[What to work on]
Every line in the records below that holds "index" must be identified and copied.

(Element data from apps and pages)
------------------------------------------------------------------------
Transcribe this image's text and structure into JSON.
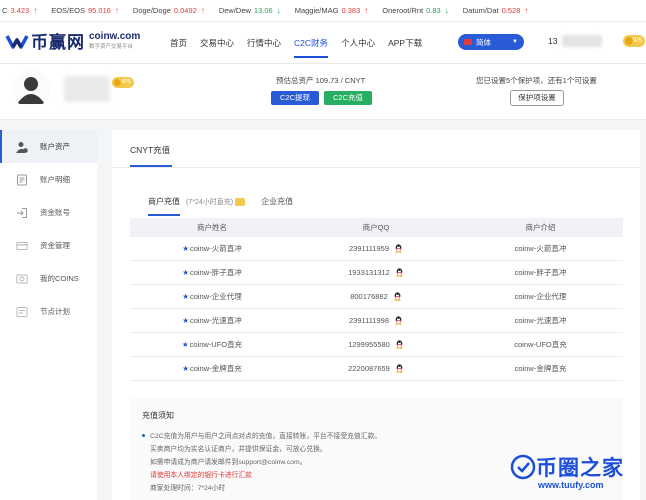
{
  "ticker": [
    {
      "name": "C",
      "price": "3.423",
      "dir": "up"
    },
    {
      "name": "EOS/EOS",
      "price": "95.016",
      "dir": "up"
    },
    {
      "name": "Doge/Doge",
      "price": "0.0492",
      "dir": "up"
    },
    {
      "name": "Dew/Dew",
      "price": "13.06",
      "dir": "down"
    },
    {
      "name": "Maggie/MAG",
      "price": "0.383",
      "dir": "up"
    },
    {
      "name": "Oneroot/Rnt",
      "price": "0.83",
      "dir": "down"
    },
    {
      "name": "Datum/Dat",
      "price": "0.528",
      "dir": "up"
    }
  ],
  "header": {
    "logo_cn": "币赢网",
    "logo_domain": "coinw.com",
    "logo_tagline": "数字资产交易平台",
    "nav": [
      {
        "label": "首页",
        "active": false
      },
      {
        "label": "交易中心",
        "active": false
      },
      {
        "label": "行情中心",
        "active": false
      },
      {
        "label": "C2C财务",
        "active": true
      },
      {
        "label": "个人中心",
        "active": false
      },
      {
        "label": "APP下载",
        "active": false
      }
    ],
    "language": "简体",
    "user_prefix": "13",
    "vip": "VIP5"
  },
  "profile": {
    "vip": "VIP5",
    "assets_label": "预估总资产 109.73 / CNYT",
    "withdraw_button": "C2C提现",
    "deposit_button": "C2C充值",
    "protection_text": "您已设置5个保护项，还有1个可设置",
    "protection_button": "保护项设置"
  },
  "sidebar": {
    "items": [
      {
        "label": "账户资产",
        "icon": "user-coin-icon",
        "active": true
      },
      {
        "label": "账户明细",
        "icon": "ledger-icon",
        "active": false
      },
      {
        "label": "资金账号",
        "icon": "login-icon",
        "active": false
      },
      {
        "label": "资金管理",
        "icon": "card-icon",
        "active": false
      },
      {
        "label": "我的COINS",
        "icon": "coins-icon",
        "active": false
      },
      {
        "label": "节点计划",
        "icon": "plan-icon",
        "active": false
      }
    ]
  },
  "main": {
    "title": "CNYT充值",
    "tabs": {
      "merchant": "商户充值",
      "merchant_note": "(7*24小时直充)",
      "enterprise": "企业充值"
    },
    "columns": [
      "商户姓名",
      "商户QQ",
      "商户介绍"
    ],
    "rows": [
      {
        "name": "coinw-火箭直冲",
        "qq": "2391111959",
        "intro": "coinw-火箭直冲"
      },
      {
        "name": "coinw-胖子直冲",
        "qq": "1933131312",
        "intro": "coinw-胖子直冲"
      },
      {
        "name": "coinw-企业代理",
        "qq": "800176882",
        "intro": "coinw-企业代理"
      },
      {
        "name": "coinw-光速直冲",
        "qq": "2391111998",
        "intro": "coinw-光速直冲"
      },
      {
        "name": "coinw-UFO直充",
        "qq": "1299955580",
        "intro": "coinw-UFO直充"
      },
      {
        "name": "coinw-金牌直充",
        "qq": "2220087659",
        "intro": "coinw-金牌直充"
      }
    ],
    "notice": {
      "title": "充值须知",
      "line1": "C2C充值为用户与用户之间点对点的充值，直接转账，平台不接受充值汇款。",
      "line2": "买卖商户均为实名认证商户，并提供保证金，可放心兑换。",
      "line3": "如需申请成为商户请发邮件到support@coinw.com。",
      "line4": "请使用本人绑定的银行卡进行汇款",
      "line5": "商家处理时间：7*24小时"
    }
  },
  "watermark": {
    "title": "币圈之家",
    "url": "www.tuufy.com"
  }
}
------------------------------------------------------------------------
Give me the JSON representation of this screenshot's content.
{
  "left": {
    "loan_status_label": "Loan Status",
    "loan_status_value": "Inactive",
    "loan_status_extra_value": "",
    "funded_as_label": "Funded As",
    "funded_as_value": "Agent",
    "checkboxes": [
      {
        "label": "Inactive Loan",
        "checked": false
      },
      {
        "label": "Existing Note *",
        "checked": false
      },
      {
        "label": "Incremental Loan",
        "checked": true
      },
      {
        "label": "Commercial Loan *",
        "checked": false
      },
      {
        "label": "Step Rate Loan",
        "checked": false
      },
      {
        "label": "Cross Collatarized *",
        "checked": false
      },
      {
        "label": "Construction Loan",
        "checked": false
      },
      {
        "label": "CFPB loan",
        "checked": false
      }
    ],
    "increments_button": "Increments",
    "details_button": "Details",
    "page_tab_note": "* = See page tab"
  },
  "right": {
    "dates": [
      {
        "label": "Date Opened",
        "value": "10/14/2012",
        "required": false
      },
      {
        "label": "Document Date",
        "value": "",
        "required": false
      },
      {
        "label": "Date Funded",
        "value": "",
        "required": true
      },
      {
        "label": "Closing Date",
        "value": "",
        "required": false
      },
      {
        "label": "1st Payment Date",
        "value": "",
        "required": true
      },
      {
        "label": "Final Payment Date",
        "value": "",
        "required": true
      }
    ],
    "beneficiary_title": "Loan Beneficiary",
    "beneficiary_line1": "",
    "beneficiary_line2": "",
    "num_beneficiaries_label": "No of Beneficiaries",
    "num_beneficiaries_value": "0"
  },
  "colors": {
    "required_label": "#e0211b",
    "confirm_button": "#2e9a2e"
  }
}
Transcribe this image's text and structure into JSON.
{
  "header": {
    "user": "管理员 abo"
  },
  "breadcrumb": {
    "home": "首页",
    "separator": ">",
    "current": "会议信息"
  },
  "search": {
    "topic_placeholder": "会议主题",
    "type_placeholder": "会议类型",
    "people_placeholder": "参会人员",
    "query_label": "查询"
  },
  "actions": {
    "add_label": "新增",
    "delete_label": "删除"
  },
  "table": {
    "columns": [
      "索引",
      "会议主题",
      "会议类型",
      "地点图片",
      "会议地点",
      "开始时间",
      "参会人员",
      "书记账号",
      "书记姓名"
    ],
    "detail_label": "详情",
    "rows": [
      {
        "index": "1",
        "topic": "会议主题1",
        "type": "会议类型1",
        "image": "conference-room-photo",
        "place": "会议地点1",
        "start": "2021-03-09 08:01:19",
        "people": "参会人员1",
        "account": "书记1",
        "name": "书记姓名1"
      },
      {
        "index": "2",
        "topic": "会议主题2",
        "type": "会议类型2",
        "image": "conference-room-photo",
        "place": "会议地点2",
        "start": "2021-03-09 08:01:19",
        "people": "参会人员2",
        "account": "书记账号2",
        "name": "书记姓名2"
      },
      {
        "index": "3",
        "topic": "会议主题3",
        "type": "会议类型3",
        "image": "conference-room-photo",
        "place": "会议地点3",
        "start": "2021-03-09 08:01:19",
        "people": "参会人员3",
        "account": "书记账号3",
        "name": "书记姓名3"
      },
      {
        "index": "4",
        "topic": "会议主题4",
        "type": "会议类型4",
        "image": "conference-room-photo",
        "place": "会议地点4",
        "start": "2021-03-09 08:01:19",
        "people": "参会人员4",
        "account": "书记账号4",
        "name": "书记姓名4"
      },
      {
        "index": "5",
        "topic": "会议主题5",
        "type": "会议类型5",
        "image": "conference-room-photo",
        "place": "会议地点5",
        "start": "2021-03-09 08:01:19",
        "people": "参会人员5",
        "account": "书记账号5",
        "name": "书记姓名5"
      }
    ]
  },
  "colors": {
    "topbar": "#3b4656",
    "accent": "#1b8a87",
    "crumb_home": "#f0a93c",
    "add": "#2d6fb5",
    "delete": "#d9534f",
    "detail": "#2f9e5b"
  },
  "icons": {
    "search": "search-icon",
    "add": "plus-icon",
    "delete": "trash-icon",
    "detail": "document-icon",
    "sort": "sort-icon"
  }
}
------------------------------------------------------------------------
[Result]
        "index": "1",
        "index": "2",
        "index": "3",
        "index": "4",
        "index": "5",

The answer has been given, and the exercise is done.